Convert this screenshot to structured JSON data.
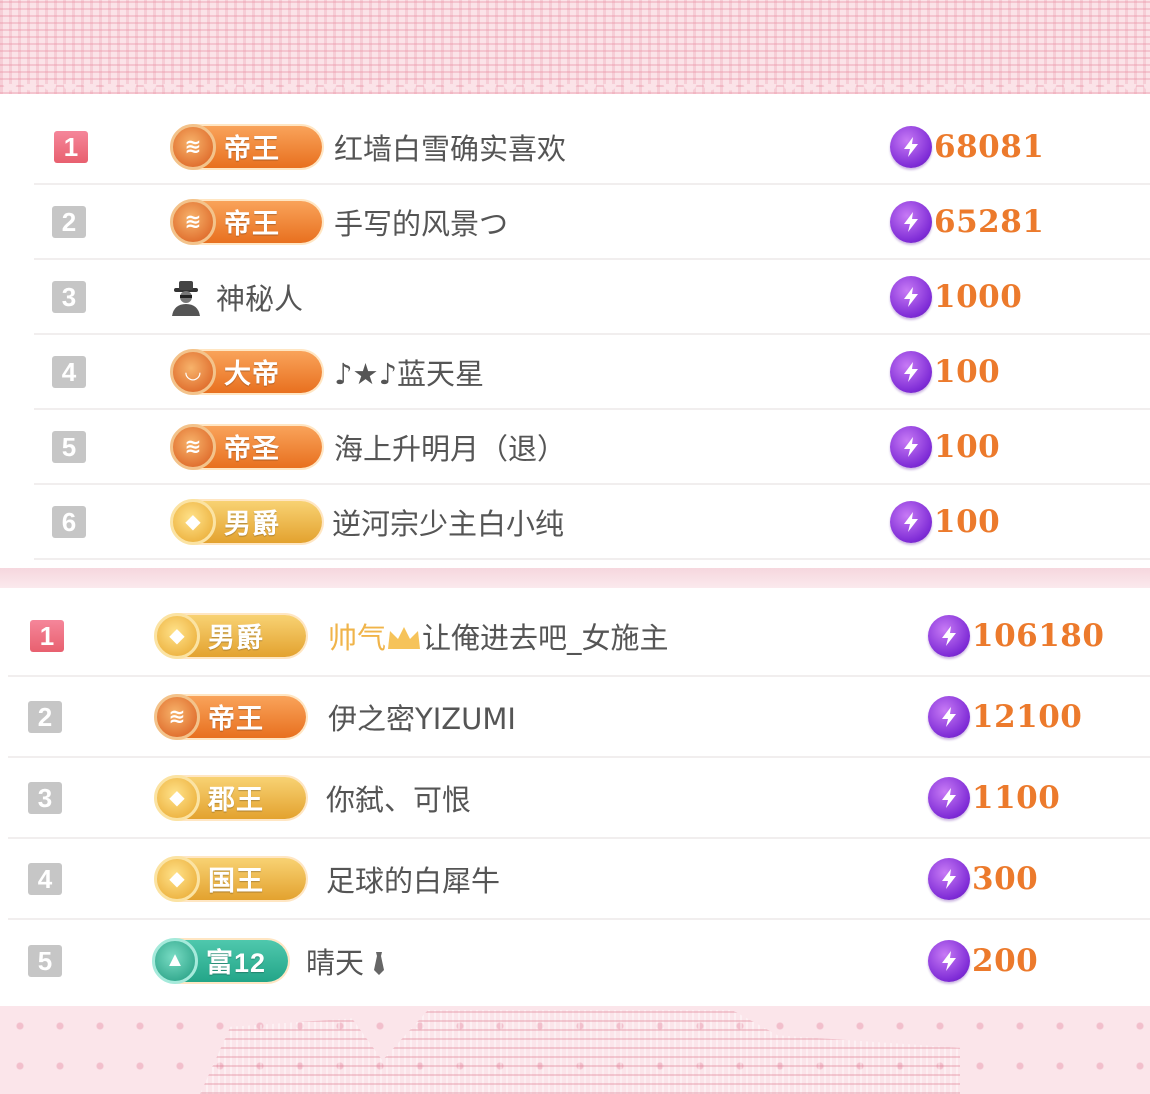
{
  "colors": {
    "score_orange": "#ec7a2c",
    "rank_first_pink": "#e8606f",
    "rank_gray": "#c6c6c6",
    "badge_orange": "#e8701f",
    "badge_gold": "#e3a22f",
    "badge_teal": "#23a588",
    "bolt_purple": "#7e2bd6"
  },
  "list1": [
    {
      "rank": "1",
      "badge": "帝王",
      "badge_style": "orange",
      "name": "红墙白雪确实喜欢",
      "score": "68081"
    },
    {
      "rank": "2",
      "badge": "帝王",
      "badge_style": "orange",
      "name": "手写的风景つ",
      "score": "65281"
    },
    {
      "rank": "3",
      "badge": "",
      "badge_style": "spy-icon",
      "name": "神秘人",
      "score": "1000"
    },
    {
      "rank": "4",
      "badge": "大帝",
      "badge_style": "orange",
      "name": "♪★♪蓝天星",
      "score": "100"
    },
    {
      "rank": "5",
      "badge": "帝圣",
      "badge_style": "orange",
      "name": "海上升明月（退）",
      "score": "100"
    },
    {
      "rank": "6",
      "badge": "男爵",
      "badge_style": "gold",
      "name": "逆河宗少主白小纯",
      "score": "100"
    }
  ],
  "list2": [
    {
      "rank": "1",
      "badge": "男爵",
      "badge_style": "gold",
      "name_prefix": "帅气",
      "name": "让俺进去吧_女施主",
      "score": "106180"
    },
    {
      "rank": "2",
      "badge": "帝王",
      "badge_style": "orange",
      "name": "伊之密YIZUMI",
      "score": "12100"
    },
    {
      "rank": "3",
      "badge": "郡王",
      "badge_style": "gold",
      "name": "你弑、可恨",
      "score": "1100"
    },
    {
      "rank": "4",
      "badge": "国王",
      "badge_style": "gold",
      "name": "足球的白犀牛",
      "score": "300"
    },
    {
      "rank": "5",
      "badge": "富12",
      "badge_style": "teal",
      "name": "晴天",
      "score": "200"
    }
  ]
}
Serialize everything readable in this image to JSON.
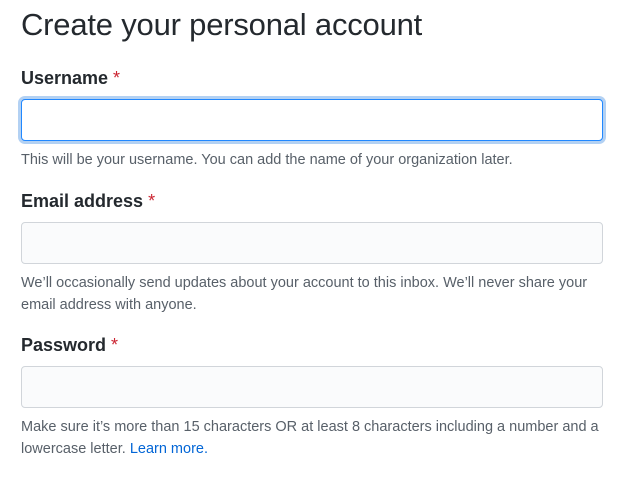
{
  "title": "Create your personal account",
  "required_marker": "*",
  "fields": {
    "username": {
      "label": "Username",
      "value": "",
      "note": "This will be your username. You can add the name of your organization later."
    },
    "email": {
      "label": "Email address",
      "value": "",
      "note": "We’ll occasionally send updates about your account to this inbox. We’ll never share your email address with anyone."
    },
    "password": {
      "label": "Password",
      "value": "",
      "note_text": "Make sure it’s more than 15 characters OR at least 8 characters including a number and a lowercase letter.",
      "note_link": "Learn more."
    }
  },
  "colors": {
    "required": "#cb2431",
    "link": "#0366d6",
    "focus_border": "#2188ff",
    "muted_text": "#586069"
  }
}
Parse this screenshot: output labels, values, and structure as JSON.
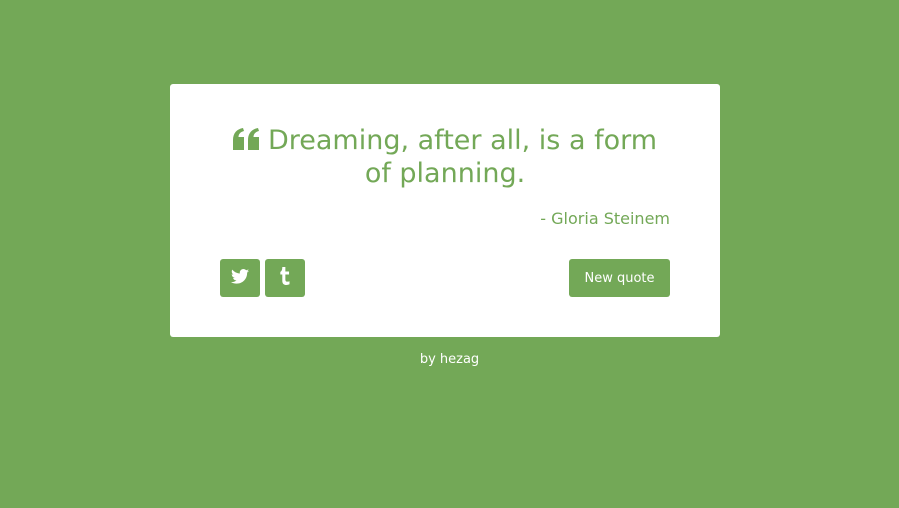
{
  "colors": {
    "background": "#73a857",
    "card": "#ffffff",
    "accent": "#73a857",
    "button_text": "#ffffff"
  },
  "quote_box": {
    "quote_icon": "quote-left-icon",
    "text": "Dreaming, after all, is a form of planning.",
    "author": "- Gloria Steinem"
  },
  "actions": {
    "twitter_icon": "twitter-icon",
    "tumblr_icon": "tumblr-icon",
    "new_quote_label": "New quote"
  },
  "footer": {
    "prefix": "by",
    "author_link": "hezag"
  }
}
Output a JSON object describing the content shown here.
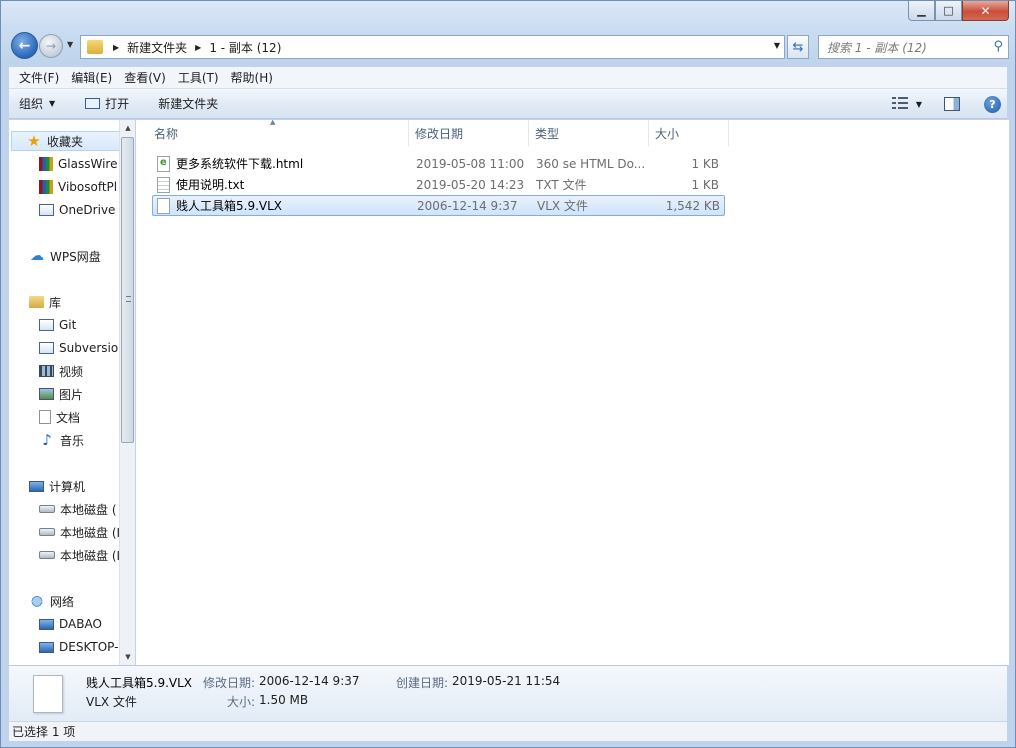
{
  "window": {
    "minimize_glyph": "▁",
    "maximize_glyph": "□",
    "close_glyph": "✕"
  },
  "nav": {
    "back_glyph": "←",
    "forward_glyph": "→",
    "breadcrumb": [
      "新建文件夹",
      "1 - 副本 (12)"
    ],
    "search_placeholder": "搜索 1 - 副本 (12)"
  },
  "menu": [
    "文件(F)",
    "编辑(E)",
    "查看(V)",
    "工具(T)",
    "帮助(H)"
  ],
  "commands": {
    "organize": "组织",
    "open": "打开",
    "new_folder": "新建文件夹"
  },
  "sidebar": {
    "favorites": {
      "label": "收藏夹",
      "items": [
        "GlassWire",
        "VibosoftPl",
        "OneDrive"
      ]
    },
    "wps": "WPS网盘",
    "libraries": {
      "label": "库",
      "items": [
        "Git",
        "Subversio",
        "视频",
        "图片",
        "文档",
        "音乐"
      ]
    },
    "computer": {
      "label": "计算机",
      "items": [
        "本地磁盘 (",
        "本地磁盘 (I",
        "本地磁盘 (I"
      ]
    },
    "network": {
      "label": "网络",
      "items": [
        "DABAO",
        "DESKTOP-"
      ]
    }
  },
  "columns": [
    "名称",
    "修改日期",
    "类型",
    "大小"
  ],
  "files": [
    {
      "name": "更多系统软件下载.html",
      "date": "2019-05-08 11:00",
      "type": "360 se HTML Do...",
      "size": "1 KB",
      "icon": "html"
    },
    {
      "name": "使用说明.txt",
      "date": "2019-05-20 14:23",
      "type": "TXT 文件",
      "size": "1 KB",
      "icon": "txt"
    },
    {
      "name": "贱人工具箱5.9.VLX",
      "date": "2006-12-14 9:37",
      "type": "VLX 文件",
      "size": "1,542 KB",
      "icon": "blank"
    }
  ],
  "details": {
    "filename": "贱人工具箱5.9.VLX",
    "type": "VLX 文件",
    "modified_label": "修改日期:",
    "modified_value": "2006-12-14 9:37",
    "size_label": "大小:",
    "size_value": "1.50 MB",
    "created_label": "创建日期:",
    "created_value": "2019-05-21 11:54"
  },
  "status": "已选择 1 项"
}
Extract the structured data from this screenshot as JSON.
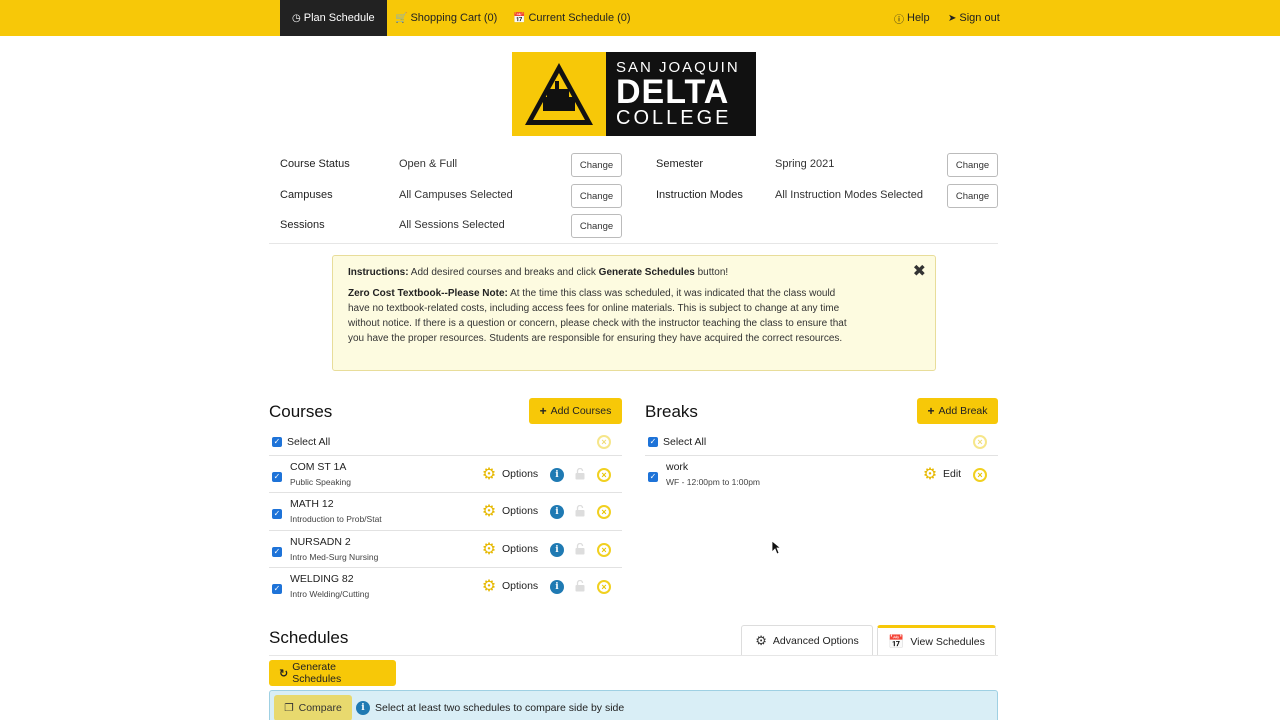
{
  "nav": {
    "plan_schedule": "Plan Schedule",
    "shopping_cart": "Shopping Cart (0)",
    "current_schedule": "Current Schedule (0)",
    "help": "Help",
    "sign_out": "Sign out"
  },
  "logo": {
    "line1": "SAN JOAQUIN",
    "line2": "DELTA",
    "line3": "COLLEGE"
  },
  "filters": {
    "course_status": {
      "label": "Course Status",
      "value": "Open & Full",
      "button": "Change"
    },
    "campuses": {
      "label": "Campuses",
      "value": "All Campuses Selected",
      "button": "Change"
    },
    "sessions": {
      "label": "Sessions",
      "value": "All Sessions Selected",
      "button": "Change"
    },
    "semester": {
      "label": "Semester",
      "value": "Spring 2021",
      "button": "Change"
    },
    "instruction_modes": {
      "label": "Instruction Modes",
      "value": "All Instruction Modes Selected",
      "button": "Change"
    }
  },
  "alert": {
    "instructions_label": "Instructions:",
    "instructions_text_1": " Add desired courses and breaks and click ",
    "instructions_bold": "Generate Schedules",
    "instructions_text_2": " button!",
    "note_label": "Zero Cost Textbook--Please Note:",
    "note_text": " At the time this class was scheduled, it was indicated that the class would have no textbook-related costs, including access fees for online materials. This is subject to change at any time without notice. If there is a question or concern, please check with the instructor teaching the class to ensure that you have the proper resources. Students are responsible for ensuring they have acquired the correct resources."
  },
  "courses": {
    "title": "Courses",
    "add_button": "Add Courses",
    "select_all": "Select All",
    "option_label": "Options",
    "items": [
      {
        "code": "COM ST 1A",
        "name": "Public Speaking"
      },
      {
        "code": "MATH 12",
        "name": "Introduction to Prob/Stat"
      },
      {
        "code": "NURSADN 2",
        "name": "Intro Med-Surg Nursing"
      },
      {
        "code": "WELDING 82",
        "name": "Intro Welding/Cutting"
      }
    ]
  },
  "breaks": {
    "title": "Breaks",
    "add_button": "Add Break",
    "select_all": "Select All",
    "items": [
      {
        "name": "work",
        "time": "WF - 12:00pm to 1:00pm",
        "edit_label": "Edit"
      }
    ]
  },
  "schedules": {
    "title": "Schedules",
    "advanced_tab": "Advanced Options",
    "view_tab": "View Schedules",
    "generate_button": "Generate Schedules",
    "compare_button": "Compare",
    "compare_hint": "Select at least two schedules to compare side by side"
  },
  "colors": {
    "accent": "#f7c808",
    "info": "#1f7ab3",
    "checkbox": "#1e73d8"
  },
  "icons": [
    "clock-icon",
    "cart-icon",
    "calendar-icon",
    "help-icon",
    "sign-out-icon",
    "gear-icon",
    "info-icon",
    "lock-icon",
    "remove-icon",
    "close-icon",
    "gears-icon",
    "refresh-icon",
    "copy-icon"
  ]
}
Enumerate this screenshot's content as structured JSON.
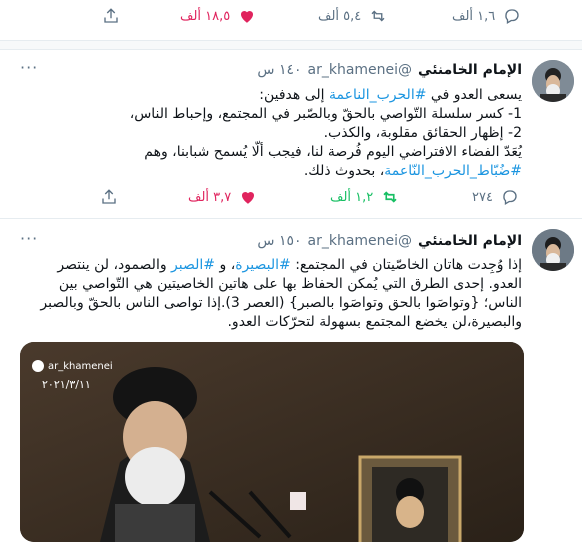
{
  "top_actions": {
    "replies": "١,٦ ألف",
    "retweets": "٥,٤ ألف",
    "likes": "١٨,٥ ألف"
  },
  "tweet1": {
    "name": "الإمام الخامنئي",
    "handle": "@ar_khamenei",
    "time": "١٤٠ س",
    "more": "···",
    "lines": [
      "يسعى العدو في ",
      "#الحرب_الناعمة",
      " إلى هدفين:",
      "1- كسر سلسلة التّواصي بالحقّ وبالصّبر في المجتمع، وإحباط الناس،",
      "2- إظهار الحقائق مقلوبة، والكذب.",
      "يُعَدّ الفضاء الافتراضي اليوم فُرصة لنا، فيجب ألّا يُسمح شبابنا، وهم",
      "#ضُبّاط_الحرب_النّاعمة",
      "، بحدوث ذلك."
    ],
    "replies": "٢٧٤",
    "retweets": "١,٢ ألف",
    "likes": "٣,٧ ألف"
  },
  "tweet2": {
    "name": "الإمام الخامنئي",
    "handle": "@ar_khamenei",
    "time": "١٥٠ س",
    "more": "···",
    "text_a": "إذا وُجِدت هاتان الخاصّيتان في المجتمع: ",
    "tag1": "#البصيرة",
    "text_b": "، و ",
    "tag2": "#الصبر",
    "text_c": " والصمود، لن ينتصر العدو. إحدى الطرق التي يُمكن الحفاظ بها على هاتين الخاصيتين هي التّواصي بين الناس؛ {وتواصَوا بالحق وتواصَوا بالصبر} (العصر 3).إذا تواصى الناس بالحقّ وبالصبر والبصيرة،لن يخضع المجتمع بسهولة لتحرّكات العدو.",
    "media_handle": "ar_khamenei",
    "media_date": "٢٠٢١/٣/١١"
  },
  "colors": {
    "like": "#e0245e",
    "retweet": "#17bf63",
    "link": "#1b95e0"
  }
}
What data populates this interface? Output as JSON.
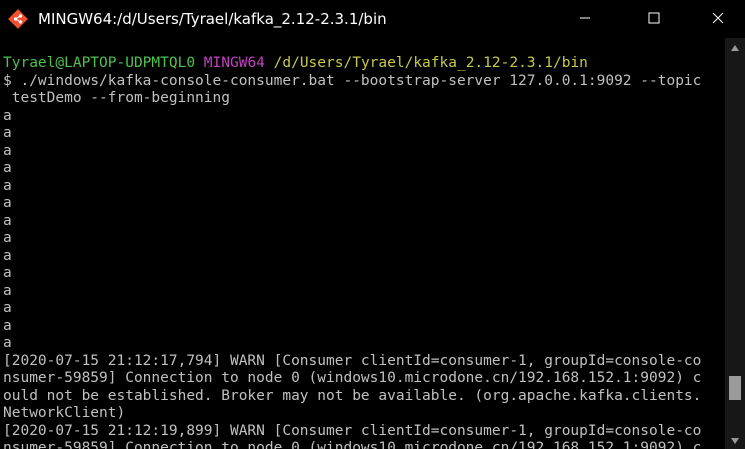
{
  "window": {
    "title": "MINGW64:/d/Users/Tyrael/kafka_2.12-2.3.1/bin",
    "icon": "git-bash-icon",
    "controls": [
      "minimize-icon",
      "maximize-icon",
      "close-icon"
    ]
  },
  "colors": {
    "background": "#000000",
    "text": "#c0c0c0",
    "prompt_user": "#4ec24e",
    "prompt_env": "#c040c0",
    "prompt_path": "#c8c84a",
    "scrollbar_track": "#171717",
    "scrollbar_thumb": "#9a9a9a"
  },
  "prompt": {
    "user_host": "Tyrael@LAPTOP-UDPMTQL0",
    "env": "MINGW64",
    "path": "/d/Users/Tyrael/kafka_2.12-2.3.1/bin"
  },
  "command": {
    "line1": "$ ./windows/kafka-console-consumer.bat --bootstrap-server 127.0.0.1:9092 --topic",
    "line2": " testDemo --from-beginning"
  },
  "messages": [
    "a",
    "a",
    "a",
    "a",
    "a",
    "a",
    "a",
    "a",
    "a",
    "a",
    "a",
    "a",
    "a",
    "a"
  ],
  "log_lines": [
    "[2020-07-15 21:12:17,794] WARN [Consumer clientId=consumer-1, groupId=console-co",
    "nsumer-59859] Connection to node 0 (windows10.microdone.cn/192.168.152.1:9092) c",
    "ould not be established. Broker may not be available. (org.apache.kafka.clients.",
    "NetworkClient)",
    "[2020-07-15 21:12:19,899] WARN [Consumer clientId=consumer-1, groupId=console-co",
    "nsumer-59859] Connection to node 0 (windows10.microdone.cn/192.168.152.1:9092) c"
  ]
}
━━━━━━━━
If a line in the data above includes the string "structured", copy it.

*ANSWER SECTION*
Convert this screenshot to structured JSON data.
Extract the structured data from this screenshot as JSON.
Enumerate this screenshot's content as structured JSON.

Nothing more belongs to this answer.